The Trainee Mentorship Series is a monthly session hosted via UberConference designed to share the wisdom of experienced ISRHML members with trainees. Each session is hosted by an ISRHML trainee and presented by a senior ISRHML member on a topic of his or her expertise, which includes lessons related to research and navigating a career in the field of human milk and lactation. Our October 2016 series was presented on October 7th, entitled “Population health research related to human milk and lactation: What trainees need to know,” coordinated by Dr. Sara Moukarzel, current president of TIG, and presented by Dr. Nathan Nickel.
Dr. Nickel is a research scientist at the Manitoba Centre for Health Policy. He also teaches a course in principles of epidemiology in the Department of Community Health Sciences at the University of Manitoba. Dr. Nickel’s expertise focuses on health service research using administrative data and health equality research in the area of maternal and child health. He is particularly interested in causal inference with respect to the evaluation of maternal and child health interventions.
During his webinar, Dr. Nathan Nickel discussed population health research in the field of human milk and lactation. In this hour-long session, Dr. Nickel introduced trainees, who have diverse research backgrounds, to the types of research questions that can be investigated in the field of epidemiology. Specifically, to illustrate the significance of population-based data in answering questions about determinants of breastfeeding rates and duration, Dr. Nickel used the Pathways to Health and Social Equity for Children (PATHS Equity for Children; PATHS) data resource project as an example. The PATHS data resource includes data on 584,255 individuals born between 1984 and 2012 in Manitoba, Canada. Longitudinal data on health, socioeconomic status, education, and the use of social services were collected. Interestingly, the database allows researchers to link data within families, which helps researchers statistically control for confounding variables that may affect both breastfeeding rates and duration. (If you are interested in learning more about PATHS, you can do so here. If you would like to use the PATHS database in your own research, contact firstname.lastname@example.org)

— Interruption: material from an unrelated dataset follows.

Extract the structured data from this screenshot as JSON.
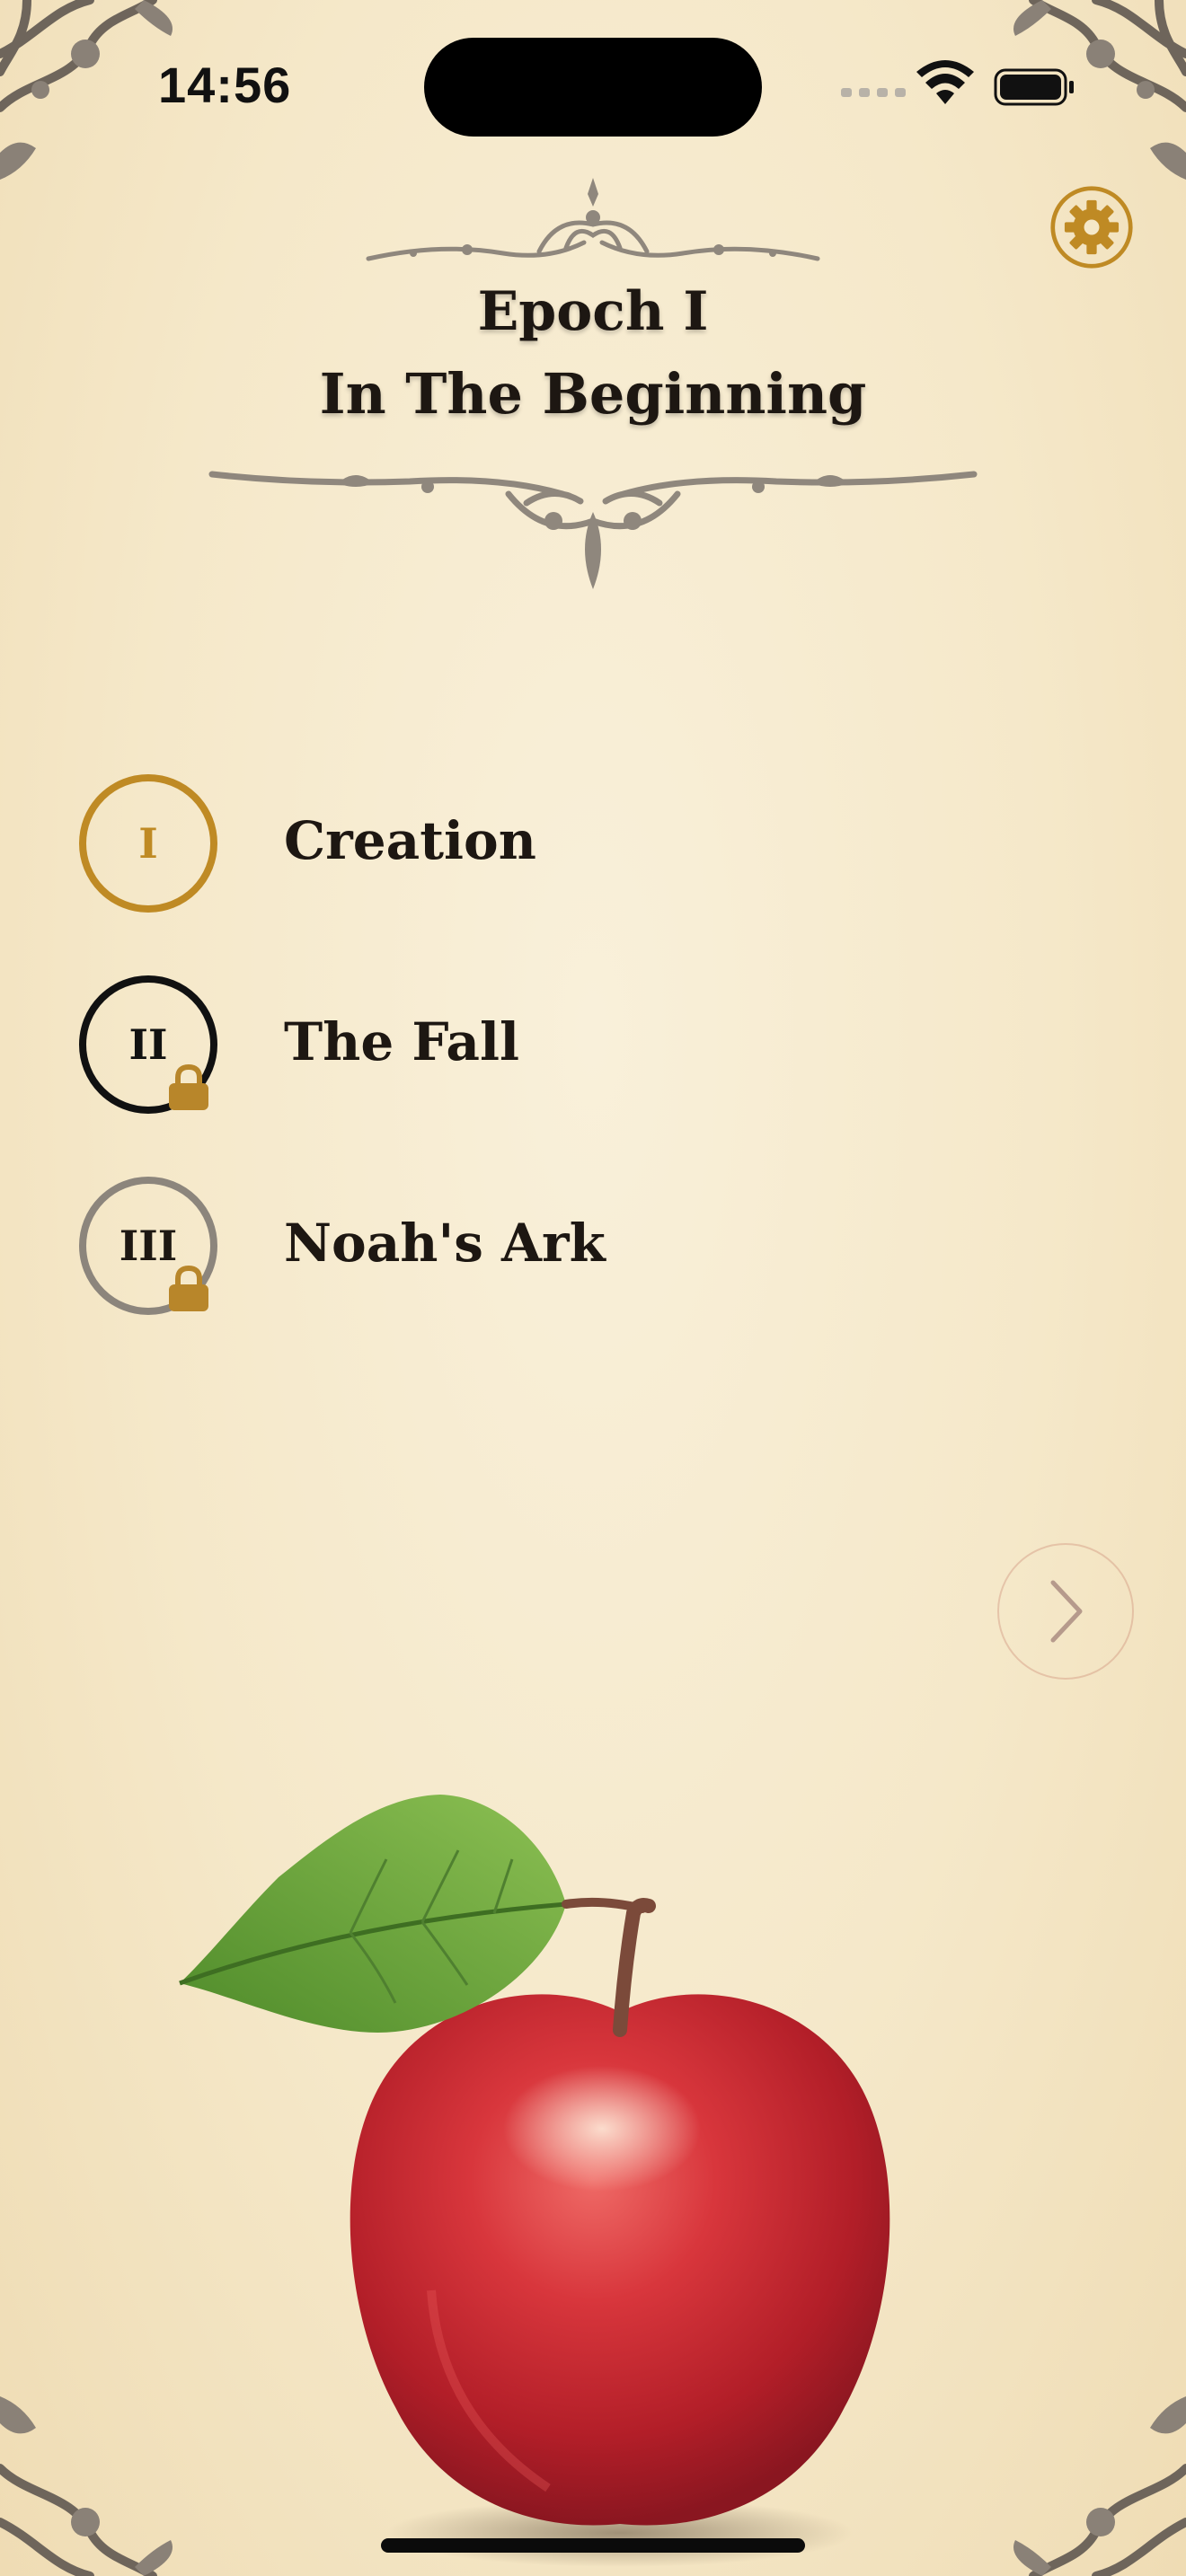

Dr. Nickel also shared the study design and preliminary data of his team’s latest project: the development and feasibility of the Manitoba Infant Feeding Database. This database is designed to collect infant feeding information at multiple time points during an infant’s first year of life. The information can then be linked to data from the PATHS database, which produces a dataset that can be broadly used to answer epidemiological questions with respect to breastfeeding.
Dr. Nickel concluded his session by emphasizing the unique opportunities available at the University of Manitoba for trainees interested in population health training in the field of human milk and lactation research. He encouraged trainees to reach out to learn more about research opportunities with his team. The session was very well received by trainees in attendance, primarily because of Dr. Nickel’s interactive teaching approach and his in-depth understanding of the opportunities and challenges in conducting population-based research.
Thank you, Dr. Nickel, for sharing your wisdom with us! If you are interested in epidemiology as it relates to human milk and lactation and would like to talk to Dr. Nickels, you can email him at Nathan_Nickel@cpe.umanitoba.ca.
If you are interested in Dr. Nickel’s research program, you can learn more about it here.
Thank you, Sara, for coordinating this session of the Trainee Mentorship Series! If you have a topic you’d like to see on the schedule or are interested in coordinating a future Trainee Mentorship Series with your academic adviser or other senior researcher in the field of human milk and lactation, e-mail your suggestions to the TIG Governing Committee at email@example.com.
The next Trainee Mentorship Series will take place on November 7th, when Drs. Lars Bode and Meghan Azad will be discussing the new Trainee Expansion Program, a funding opportunity that provides up to $10,000 for ISRHML trainees to learn new skills and concepts outside of their specific laboratory’s focus. You can find more information about this event here.